The legend of the enormous creature variously known as a yeti, Bigfoot or Sasquatch has long been a source of mystery. But now a study of supposed Bigfoot hair samples has revealed that they actually derive from known mammals including bears, cows, dogs or horses. A team of scientists led by Bryan Sykes, a human genetics professor at the University of Oxford, analyzed DNA from 30 samples of Bigfoot hair donated by museums and enthusiasts. Although this may come as a blow to cryptozoologists — those who search for creatures whose existence is unproven — the analysis may herald the discovery of a new species of b...
Source: TIME: Top Science and Health Stories - July 2, 2014 Category: Science Authors: melissahellmann Tags: Uncategorized animals big foot brown bear cyptozoology Polar Bear Sasquatch! Yeti Source Type: news

Geology spans the minute and gigantic, from skeletonized leaves in China to water on mars
(Geological Society of America) New Geology studies include a mid-Cretaceous greenhouse world; the Vredefort meteoric impact event and the Vredefort dome, South Africa; shallow creeping faults in Italy; a global sink for immense amounts of water on Mars; the Funeral Mountains, USA; insect-mediated skeletonization of fern leaves in China; first-ever tectonic geomorphology study in Bhutan; the Ethiopian Large Igneous Province; the Central Andean Plateau; the Scandinavian Ice Sheet; the India-Asia collision zone; the Snake River Plain; and northeast Brazil. (Source: EurekAlert! - Biology)
Source: EurekAlert! - Biology - April 3, 2014 Category: Biology Source Type: news

iSchool Project Launches with Ericsson, Bhutan Telecom and Bhutan's Education Ministry
(Source: Medical News (via PRIMEZONE))
Source: Medical News (via PRIMEZONE) - March 29, 2014 Category: Pharmaceuticals Source Type: news

Traditional medicine: a rare cause of lead poisoning in Western countries - Muller H, Regard S, Petriccioli N, Kherad O.
A 42-year-old man from Bhutan was admitted to the emergency department with a 5-day history of abdominal pain, nausea and vomiting.

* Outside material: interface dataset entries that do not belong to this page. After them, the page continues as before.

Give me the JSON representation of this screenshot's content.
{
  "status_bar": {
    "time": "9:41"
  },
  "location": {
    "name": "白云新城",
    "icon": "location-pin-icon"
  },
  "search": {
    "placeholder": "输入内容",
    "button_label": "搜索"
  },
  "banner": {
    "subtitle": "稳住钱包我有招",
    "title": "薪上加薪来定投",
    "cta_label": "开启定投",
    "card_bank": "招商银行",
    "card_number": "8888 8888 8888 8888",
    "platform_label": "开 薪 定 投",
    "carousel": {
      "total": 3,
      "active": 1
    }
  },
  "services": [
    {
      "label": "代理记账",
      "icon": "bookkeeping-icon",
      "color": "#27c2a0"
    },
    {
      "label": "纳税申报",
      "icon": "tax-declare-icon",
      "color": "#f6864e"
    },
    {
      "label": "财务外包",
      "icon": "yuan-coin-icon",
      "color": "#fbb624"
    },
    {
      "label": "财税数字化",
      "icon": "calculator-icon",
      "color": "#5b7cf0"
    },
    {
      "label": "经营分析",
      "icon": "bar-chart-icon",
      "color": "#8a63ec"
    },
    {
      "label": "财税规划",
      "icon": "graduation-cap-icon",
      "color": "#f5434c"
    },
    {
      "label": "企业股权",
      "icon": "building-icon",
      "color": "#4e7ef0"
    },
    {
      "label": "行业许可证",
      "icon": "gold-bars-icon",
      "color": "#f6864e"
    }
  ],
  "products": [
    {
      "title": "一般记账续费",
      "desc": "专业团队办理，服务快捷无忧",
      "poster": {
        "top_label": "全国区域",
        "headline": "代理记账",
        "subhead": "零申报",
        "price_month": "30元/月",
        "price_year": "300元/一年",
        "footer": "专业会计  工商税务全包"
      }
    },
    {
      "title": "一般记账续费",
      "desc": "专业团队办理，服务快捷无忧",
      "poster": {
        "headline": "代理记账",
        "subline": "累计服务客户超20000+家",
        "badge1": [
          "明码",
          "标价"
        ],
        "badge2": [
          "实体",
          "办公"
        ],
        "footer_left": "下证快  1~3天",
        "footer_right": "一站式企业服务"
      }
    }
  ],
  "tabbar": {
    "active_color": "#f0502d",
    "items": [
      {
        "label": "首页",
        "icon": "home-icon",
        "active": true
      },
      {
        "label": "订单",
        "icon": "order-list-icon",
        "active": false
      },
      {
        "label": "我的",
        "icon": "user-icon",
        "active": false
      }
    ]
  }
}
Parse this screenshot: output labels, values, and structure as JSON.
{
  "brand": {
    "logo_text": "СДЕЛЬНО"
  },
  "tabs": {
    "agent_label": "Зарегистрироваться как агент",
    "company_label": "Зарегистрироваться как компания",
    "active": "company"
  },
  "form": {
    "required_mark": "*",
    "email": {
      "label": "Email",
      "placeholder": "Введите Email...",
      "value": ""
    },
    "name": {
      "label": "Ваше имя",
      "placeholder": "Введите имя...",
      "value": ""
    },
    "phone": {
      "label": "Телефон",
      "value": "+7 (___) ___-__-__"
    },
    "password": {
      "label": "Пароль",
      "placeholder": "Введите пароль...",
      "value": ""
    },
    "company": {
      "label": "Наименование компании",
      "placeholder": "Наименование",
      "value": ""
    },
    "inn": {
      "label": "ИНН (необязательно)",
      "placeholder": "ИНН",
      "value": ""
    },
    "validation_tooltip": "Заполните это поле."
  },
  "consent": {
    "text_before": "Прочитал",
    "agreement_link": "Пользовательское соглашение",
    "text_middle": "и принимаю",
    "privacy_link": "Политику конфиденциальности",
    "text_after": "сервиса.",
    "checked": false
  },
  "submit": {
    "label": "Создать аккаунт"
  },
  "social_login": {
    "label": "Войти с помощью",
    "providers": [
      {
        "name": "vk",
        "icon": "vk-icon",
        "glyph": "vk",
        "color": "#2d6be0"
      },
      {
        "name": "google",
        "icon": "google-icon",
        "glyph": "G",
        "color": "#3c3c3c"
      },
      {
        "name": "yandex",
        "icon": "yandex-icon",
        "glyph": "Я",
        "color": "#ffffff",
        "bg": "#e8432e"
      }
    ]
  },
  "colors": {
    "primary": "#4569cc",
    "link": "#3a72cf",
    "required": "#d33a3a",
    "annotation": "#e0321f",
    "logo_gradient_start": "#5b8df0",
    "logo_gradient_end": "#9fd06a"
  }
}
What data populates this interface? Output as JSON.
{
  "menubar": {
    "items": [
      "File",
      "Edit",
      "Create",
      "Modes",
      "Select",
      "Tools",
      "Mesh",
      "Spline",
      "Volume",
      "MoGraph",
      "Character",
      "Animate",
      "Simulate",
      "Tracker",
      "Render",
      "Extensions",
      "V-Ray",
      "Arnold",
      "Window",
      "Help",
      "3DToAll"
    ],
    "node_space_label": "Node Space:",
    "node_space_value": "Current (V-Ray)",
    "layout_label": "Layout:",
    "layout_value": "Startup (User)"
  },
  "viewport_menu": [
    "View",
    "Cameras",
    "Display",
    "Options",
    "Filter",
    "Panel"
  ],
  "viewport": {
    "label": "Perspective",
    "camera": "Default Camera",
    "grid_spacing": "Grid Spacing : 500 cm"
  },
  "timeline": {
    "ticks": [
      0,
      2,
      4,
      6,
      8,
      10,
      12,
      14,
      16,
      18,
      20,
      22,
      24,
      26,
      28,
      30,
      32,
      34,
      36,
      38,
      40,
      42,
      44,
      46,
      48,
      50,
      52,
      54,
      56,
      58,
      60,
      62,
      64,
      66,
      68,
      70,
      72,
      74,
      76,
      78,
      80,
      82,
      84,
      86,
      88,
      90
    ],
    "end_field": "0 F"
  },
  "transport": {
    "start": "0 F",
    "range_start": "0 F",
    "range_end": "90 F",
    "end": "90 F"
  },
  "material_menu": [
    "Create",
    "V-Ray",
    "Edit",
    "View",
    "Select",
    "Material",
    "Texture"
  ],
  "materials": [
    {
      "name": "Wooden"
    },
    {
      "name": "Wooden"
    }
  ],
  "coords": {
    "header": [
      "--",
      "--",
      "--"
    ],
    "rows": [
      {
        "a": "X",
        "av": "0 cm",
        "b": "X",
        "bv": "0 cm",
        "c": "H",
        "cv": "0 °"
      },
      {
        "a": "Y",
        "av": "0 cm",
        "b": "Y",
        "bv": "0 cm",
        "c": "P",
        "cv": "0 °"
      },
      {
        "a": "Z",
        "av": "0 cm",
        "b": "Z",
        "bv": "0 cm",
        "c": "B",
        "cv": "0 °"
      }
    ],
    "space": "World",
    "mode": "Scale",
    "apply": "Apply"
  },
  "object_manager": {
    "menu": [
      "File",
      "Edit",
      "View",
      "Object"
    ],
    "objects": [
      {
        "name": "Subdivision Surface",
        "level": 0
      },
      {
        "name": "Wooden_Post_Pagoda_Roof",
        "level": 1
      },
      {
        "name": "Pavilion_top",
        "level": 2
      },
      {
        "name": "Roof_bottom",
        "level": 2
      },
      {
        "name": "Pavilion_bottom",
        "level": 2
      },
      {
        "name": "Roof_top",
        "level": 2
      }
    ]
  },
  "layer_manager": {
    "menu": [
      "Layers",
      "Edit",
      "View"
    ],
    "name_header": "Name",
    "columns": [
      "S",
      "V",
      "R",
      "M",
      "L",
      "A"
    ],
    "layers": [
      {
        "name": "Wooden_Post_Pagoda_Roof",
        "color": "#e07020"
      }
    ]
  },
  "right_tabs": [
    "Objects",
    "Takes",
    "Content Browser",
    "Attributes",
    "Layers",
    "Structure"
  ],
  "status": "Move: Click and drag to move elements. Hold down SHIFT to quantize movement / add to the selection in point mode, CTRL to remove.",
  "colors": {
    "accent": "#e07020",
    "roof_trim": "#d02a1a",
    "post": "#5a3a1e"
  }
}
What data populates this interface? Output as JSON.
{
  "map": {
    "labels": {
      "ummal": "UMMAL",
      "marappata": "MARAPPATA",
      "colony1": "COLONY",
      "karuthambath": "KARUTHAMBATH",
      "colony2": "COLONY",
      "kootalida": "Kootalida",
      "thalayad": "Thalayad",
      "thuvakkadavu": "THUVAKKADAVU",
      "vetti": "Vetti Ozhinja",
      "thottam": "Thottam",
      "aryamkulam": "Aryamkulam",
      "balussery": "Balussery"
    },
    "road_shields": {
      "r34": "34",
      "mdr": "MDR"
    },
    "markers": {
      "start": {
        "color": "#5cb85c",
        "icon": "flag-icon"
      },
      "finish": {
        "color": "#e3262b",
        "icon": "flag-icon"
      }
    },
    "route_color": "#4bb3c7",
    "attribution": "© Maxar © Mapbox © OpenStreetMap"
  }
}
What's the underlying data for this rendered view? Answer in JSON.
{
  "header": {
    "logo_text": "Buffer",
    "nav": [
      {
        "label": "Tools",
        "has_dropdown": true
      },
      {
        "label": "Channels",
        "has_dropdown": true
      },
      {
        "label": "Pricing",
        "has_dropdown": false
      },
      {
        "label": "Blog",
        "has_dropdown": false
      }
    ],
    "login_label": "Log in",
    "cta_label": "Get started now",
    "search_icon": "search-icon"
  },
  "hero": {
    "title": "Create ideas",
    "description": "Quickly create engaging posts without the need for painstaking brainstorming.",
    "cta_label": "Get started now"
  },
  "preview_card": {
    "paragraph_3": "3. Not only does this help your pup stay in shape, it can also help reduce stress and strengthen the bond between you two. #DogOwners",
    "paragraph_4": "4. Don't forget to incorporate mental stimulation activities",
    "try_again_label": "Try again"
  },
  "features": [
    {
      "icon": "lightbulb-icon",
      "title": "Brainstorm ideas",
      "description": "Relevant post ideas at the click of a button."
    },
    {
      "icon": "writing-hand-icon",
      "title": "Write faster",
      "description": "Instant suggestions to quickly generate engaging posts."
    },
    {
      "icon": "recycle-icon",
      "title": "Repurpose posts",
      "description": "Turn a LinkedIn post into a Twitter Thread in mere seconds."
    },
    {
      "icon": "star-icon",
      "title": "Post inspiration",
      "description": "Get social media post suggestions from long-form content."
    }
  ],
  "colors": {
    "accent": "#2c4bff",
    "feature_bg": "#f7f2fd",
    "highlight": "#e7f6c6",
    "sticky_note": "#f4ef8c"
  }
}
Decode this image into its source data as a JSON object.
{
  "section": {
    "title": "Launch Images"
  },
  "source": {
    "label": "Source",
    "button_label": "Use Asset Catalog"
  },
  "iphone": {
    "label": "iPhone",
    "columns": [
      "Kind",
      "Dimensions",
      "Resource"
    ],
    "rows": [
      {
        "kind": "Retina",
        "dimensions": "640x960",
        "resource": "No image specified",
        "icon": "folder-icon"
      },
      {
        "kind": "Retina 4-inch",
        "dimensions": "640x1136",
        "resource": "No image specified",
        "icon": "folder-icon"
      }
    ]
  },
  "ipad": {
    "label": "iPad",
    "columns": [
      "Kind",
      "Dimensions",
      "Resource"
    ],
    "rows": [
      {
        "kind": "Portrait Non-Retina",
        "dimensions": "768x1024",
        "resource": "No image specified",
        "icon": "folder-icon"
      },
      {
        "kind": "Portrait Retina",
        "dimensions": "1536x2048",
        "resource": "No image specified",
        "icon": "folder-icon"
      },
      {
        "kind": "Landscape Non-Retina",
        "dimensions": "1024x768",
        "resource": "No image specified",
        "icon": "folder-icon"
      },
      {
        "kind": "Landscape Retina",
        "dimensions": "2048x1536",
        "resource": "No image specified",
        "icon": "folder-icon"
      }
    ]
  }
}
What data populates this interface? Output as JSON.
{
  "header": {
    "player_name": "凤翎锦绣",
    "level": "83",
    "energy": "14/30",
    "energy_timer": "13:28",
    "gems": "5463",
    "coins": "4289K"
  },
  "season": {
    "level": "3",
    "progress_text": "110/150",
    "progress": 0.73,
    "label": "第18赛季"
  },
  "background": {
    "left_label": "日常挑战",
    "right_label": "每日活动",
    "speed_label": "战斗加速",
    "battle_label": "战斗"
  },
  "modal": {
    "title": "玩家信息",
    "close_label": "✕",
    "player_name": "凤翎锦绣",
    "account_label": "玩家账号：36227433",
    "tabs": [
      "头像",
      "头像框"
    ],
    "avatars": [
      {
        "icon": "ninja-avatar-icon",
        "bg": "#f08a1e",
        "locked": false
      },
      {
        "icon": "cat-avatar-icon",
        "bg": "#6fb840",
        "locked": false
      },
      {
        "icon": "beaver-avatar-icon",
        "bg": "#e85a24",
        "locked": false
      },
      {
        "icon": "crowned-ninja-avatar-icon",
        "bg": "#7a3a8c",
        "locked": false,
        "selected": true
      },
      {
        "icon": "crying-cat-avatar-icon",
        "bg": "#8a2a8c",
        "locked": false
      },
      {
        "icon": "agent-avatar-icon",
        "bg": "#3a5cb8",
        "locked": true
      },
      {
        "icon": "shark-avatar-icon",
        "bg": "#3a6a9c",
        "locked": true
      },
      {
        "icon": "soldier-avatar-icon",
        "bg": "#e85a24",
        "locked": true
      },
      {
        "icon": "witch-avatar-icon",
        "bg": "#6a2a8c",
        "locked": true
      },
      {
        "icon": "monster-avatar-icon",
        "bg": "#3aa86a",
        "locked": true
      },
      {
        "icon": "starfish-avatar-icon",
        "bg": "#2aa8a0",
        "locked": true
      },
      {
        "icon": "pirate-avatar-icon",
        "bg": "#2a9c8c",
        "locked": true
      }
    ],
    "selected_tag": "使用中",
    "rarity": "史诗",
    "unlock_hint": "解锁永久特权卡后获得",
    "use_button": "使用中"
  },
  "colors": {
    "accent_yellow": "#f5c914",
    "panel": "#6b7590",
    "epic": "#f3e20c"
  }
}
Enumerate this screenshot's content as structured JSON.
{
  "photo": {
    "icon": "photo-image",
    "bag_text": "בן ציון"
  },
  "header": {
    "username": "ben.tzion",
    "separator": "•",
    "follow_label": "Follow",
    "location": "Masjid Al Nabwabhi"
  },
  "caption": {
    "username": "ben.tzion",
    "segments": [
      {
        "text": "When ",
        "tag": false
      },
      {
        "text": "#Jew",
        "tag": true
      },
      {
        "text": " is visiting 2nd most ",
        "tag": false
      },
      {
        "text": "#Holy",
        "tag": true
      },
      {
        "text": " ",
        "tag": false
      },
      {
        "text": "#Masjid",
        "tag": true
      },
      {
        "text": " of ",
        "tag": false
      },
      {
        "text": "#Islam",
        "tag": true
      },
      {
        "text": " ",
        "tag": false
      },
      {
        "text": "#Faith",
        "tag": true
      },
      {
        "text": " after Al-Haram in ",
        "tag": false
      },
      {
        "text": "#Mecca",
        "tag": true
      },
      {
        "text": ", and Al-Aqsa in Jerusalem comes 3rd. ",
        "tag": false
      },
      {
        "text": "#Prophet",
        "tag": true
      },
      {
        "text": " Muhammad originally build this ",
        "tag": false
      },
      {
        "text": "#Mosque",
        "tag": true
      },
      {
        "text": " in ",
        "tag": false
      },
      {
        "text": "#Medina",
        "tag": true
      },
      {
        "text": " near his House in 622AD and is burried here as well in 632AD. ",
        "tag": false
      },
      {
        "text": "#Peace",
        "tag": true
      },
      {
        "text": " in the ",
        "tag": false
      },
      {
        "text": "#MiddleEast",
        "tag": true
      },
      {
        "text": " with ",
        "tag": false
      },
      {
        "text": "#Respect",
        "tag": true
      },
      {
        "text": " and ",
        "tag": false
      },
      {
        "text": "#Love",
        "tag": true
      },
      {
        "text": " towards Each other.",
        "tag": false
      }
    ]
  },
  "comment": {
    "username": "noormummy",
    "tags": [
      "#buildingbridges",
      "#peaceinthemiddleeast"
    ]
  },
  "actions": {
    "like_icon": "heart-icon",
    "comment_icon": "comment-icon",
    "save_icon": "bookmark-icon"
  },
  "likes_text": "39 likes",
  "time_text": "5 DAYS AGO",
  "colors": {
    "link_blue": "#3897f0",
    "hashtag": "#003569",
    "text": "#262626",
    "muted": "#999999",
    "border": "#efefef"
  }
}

Enhanced abdominal CT scan was found negative, however laboratory tests showed hemolytic anemia and basophilic stippling whi... (Source: SafetyLit: All (Unduplicated))
Source: SafetyLit: All (Unduplicated) - February 23, 2014 Category: Global & Universal Tags: Home and Consumer Product Safety Source Type: news

Doctors Resist Deadly Vaccine
An infant in intensive care at the Holy Family Hospital in New Delhi. Indian hospitals prefer traditional DPT vaccines. Credit: Holy Family Hospital.By Ranjit DevrajNEW DELHI, Feb 8 2014 (IPS) A spate of sudden infant deaths following vaccination in India has prompted leading paediatricians to call for stronger regulatory mechanisms to evaluate new vaccines for safety and efficacy before their acceptance into the national immunisation programme. According to data obtained from the Union Ministry of Health and Family Welfare, over the last one year 54 babies are recorded to have died soon after receiving the newly introduce...
Source: IPS Inter Press Service - Health - February 8, 2014 Category: Global & Universal Authors: Ranjit Devraj Tags: Active Citizens Aid Asia-Pacific Civil Society Development & Aid Editors' Choice Featured Headlines Health Human Rights Population Regional Categories TerraViva Europe TerraViva United Nations Children India Vaccines Source Type: news